THE National Social Security Authority (NSSA) has been ordered to pay the US$22 million plus interest to Housing Corporation Zimbabwe (HCZ) following a botched deal after the High Court threw out an attempt by the authority to stop the registration of an arbitration award with the court.
HCZ is a local real estate development company, which won the compensation in arbitration. The High Court found that NSSA had failed to show that the arbitrator, a senior legal practitioner, had erred in fact or law, and had failed to show in a second test that the award was against public policy.
The court also noted that NSSA had sent a relatively junior officer to the arbitration hearing who was unable to comment on several aspects of the deal and was thus forced to make concessions.
The company has been mentioned in the NSSA forensic audit report in a botched housing project involving more than US$300 million.

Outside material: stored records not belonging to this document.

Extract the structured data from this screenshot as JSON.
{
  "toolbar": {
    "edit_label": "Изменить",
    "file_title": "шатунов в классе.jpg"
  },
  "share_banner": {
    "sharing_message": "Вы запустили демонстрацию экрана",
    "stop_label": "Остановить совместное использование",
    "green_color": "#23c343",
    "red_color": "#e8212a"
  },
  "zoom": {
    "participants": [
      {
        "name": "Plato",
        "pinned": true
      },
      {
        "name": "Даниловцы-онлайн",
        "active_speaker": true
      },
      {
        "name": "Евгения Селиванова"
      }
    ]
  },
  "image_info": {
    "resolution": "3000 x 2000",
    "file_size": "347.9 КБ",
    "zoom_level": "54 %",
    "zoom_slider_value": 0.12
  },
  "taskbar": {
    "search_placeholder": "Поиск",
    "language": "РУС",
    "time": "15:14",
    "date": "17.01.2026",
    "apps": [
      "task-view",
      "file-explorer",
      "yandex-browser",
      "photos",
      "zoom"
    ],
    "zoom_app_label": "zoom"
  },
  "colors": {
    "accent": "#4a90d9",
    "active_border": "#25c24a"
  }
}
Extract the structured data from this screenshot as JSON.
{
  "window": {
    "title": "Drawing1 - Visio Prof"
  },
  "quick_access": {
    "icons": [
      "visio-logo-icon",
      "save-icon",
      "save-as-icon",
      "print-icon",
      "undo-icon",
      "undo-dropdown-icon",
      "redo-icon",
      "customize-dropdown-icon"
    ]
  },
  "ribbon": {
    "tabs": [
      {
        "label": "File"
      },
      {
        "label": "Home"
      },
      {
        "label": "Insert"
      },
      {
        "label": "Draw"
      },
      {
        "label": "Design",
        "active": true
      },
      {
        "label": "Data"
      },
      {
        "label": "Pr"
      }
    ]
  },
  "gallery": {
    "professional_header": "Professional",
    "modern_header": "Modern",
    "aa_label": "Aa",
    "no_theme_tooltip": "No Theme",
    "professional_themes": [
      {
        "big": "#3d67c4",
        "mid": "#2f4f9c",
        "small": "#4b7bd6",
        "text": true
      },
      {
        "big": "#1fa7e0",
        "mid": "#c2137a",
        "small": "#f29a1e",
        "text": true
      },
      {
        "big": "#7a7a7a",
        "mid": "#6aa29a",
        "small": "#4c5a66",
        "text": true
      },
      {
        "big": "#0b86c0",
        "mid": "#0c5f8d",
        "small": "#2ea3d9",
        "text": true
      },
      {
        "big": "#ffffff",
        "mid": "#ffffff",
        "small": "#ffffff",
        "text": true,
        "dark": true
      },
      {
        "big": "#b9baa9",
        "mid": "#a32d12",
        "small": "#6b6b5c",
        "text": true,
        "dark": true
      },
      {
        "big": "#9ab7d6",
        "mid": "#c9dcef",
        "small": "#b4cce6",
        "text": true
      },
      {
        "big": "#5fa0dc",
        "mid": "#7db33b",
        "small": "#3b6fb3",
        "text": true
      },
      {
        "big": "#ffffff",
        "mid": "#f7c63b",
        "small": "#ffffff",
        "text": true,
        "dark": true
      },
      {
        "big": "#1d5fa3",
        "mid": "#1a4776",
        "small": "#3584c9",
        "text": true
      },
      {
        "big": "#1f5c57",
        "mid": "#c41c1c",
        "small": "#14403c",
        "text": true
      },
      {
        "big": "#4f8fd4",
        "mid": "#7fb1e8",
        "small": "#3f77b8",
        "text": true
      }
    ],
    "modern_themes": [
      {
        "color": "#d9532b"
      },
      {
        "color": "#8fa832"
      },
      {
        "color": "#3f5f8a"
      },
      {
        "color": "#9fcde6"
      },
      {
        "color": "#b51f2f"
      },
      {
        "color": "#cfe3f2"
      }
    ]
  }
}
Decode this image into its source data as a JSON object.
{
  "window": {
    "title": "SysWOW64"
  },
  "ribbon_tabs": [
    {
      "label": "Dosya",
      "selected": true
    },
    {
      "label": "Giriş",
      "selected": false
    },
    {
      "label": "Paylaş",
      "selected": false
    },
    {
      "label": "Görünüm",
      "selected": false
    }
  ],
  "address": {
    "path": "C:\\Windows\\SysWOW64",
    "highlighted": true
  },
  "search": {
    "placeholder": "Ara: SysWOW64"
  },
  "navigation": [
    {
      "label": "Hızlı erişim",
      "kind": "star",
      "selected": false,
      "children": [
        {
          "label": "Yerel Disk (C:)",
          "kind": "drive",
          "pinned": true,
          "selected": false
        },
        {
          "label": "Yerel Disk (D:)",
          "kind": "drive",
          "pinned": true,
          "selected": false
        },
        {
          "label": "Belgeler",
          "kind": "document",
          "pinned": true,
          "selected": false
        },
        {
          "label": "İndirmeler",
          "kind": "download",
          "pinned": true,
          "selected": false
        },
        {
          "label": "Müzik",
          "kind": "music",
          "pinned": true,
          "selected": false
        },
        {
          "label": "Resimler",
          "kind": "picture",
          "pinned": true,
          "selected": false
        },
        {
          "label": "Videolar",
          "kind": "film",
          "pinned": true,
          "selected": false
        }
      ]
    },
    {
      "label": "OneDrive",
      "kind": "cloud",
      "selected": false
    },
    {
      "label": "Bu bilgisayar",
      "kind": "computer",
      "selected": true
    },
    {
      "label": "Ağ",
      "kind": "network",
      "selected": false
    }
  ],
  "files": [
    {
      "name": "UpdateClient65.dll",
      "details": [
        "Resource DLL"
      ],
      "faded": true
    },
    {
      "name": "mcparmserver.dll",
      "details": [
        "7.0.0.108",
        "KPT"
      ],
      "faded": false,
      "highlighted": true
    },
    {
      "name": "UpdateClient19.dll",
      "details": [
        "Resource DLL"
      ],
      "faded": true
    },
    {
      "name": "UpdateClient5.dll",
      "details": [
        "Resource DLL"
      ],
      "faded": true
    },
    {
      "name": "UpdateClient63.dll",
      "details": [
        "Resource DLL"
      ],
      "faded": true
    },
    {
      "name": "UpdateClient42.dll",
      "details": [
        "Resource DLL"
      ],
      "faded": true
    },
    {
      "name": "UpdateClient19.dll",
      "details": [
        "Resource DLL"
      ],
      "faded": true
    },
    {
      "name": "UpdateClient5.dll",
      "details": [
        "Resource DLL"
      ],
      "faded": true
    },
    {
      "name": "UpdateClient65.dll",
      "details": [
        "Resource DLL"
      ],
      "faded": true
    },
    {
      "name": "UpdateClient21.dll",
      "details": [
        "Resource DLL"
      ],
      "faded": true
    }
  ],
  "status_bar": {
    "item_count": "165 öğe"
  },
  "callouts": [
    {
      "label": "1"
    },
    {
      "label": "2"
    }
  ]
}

HCZ was formed in July 2017 by Mr Adam Molai and Mr Stephen Duggan, a few days before it signed a housing contract with NSSA to build 8 000 houses in Caledonia, Harare, with a unit cost of US$8 000, which translates to US$304 million for the whole project.
Former NSSA general manager Elizabeth Chitiga signed the contract on behalf of NSSA, while Mr Duggan signed for HCZ. The agreement provided that the houses were going to be built on land for which HCZ had secured title deeds.
The company was a week old when it was awarded the multi-million-dollar construction project.
Chitiga is now before the courts facing allegations of swindling the NSSA’s pension fund of $31 million in another housing project scam.
HCZ successfully sued NSSA for repudiation of contract before an independent arbitrator, Mr Peter Carnegie Lloyd, who ruled in favour of HCZ.
When HCZ approached the High Court to register the arbitration award, NSSA contested this, arguing that the award was irregular, as it held NSSA liable to damages that were not part of the contract.
It said the arbitrator was re-writing a contract on behalf of HCZ since the deal had deliberately excluded claims for consequential damages or indirect loss; yet the arbitrator in violation of the terms of the agreement awarded damages for loss of profit.
Through its lawyers, NSSA further argued that HCZ’s claim was ill-conceived and the resultant awarding of damages was a gross abrogation of public policy.
But in his response, Adv Daniel Tivadar instructed by Ms Rose Zigomo of Zigomo Legal Practitioners, arguing the matter for HCZ, told the court that the arbitrator correctly found NSSA to have breached the agreement.
He also argued that NSSA conceded during the hearing before the arbitrator when it acknowledged that no documentation complying with certain clauses of the agreement existed.
After hearing submission from both parties’ legal counsel, Justice Paul Musithu dismissed NSSA’s attempt to set aside the award. He allowed the registration of the arbitral award as the order of the (High) court.
“Applicant (NSSA) shall pay to the first respondent (HCZ) the sum of $22 000 000, together with interest thereon at the prescribed rated of 5 percent per annum from 22 February 2019 to date of full payment,” he said.
Justice Musithu found that NSSA had serious challenges in proving its case, as the legal and factual findings by the arbitrator were not demonstrably wrong. This, he said, was because the arbitrator confined himself to the facts, issues and the law as submitted by the parties.
“The record of proceedings betrays serious deficiencies in NSSA’s evidence at the arbitration stage,” said Justice Musithu.
“It is replete with concessions by applicant’s sole witness.
“This was, justifiably so, seeing as the sole witness was constrained from commenting on certain key aspects of the dispute, because such matters were consigned to a junior officer who had his own limitations, is a source of bewilderment and it just serves to illustrate the phlegmatic manner in which the applicant approached the matter.”
In the end, it was the judge’s finding that NSSA failed to demonstrate that the award was against public policy, or let alone show that the reasoning and conclusions of the arbitrator were wrong in fact or in law.
“The complaints relied upon do not meet the threshold for the setting aside of an award on public policy,” said Justice Musithu.